Perhaps Obama had intended for this slogan to inspire his volunteers, yet regardless of whether it was intended or not, this inspiration helped Obama enjoy a large victory over John McCain during the general elections.

By the end of the 2008 general elections, the slogan “Yes We Can” could be seen all across the nation. When you looked at the car next to you, chances are they had a bumper sticker exclaiming “Yes We Can”, or if you walked through a college dorm you would see posters reminding youth: yes they can make a difference if they go out and vote. Even though no matter which way you looked there were posters and bumper stickers adorned with “Yes We Can”, on an average day 15-20 community members would walk into an Obama campaign headquarters and ask for more Obama and see “Yes We Can” chum (bumper stickers, posters, yard signs, and more.)

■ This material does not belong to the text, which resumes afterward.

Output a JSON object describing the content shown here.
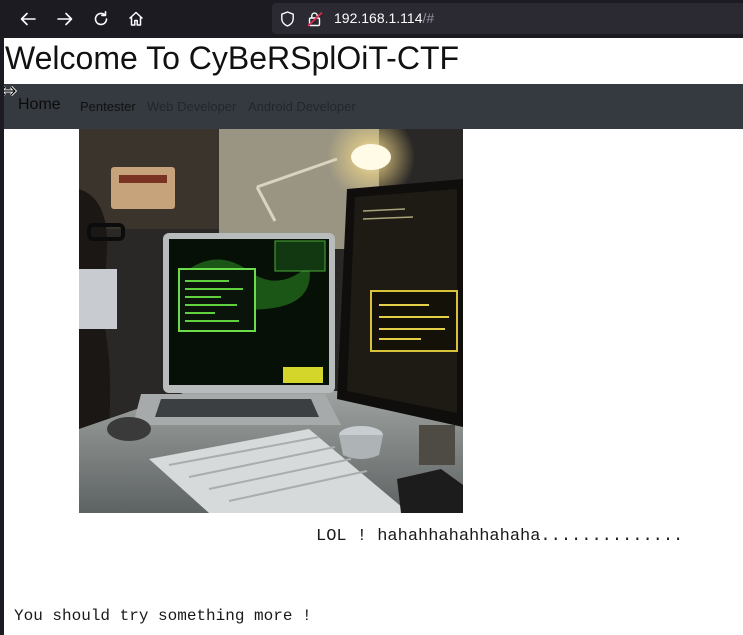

Americans could not get enough of the slogan “Yes We Can”, and neither could the rest of the world. In fact, the Obama campaign created legitimacy for the phrase “Yes We Can” independent of its connection to “Si Se Puede”. In fact it seems as if there are a large amount of international organizations and political campaigns that are borrowing legitimacy from the Obama campaign by translating the slogan “Yes We Can” into their national language. While this is happening in many different forms of international organizations, the most predominant type of organizations that are borrowing legitimacy through the “Yes We Can” slogan are political campaigns. Both Italy and Israel embraced the phrase “Yes We Can” in their respective languages.

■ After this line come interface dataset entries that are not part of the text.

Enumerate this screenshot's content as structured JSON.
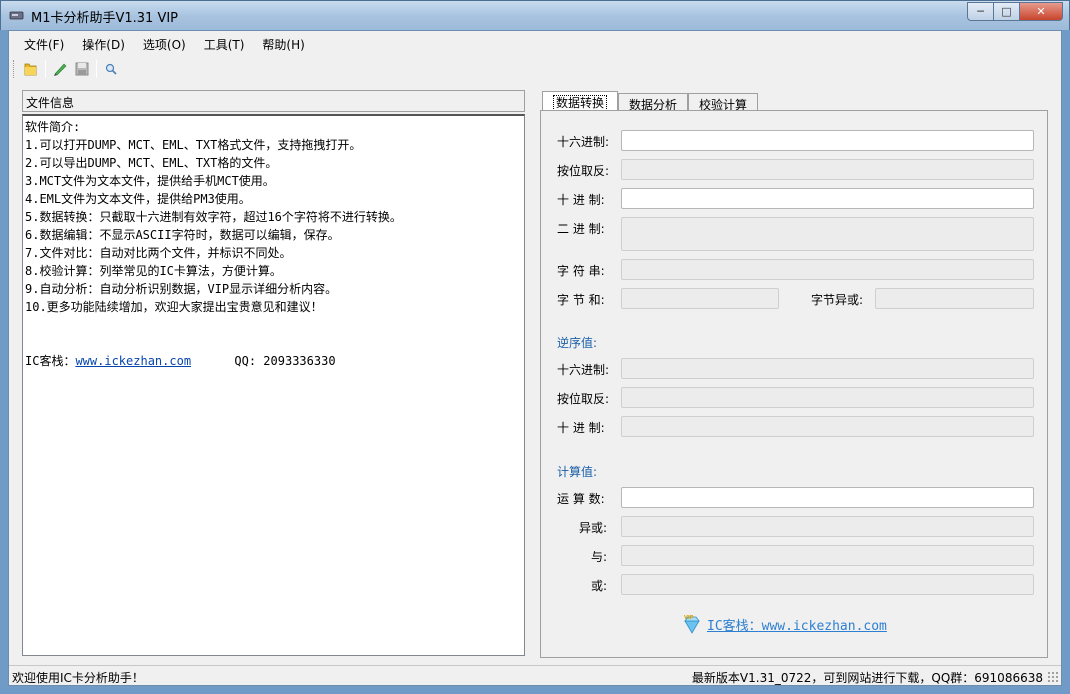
{
  "window": {
    "title": "M1卡分析助手V1.31 VIP",
    "controls": {
      "minimize": "─",
      "maximize": "□",
      "close": "✕"
    }
  },
  "menu": [
    "文件(F)",
    "操作(D)",
    "选项(O)",
    "工具(T)",
    "帮助(H)"
  ],
  "toolbar": {
    "icons": [
      "folder-open-icon",
      "pen-icon",
      "save-icon",
      "magnifier-icon"
    ]
  },
  "left": {
    "header": "文件信息",
    "lines": [
      "软件简介:",
      "1.可以打开DUMP、MCT、EML、TXT格式文件，支持拖拽打开。",
      "2.可以导出DUMP、MCT、EML、TXT格的文件。",
      "3.MCT文件为文本文件，提供给手机MCT使用。",
      "4.EML文件为文本文件，提供给PM3使用。",
      "5.数据转换：只截取十六进制有效字符，超过16个字符将不进行转换。",
      "6.数据编辑：不显示ASCII字符时，数据可以编辑，保存。",
      "7.文件对比：自动对比两个文件，并标识不同处。",
      "8.校验计算：列举常见的IC卡算法，方便计算。",
      "9.自动分析：自动分析识别数据，VIP显示详细分析内容。",
      "10.更多功能陆续增加，欢迎大家提出宝贵意见和建议！"
    ],
    "footer_label": "IC客栈：",
    "footer_link": "www.ickezhan.com",
    "footer_qq": "QQ: 2093336330"
  },
  "tabs": [
    "数据转换",
    "数据分析",
    "校验计算"
  ],
  "conversion": {
    "hex_label": "十六进制:",
    "invert_label": "按位取反:",
    "dec_label": "十  进  制:",
    "bin_label": "二  进  制:",
    "str_label": "字  符  串:",
    "bytesum_label": "字  节  和:",
    "bytexor_label": "字节异或:",
    "reverse_section": "逆序值:",
    "rev_hex_label": "十六进制:",
    "rev_invert_label": "按位取反:",
    "rev_dec_label": "十  进  制:",
    "calc_section": "计算值:",
    "operand_label": "运  算  数:",
    "xor_label": "异或:",
    "and_label": "与:",
    "or_label": "或:"
  },
  "brand": {
    "badge": "VIP",
    "text": "IC客栈：www.ickezhan.com"
  },
  "status": {
    "left": "欢迎使用IC卡分析助手！",
    "right": "最新版本V1.31_0722，可到网站进行下载，QQ群：691086638"
  }
}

“Si Possiamo” is the Italian equivalent of “Yes We Can”. According to a November 28th, 2008 Jewish Chronicle article by Jay Bushinsky, “The president-elect’s slogan, ‘Yes, We Can,‟ was adopted with great relish by the leader of the Italian Democratic Party, Walter Veltroni, during his own bid for power in the Italian elections held in April; however, it did not work as well for him, as the coalition led by his rival, Berlusconi, is now governing Italy with a solid majority.”

Israel’s counterpart to “Yes We Can” is דחי לכונ חילצהל, “Together we can succeed”.

According to a November 14th, 2008 New York Times article: In Israel, „Yes we can, too‟: „Together we can succeed,‟ is the campaign slogan on the Netanyahu site, and it does echo, to some extent, Obama’s „Yes we can.‟ Sanilevich said the Netanyahu campaign plans to make use of Twitter, the mass text-messaging service that sends out short „tweets.‟

Upon examination of the slogan “Yes We Can” by multiple different social movements there are a few conclusions that can be drawn. First, when borrowing legitimacy from another movement, original supporters may not approve of an alternative use for the rhetoric from the original movement. Obama borrowed the slogan “Si Se Puede” from the United Farmer Workers in order to gain legitimacy in the Hispanic community; instead he lost support that he already had within that community. Secondly, while a slogan may work for one movement that does not mean that it will be equally as successful in a similar movement. “Yes We Can” was a very successful slogan for Barack Obama, except for in the Hispanic community, yet it was not successful for Netanyahu in Israel‟s election.

Obama‟s loss of votes in the Hispanic community, and Israel and Italy‟s use of “Yes We Can” in their elections are proof that: The use of the slogan “Yes We Can” in the Obama’s 2008 presidential campaign had unintended political and international consequences.

Works Cited

Bronner, Ethan, and Noam Cohen. “In Israel, ‘Yes we can, too’” The New York Times. 14 Nov. 2008. Web.

Lovato, Roberto. “Basta Ya: Boycott ?Si Se Puede” in Elections.” Web log post. The Huffington Post. 2 Mar. 2008. Web. 5 Dec. 2009.

Nicotra, Francesco. “The Italians think Obama is ‘Simpatico’” FIAF. Web.

Obama, Barack H. “New Hampshire Concession Speech.” Speech. Nashua, New Hampshire. 8 Jan. 2008. Northwest Progressive Institute. Web. <>.

Perez, Terisita. “?Sí Se Puede.? A Phrase with a Rich History.” Center for American Progress. Web. 13 Dec. 2009. <>. “[Dipdive] Yes We Can Song Dip?finition.” [Dipdive] Yes We Can Song Home. Web. 5 Dec. 2009. <>.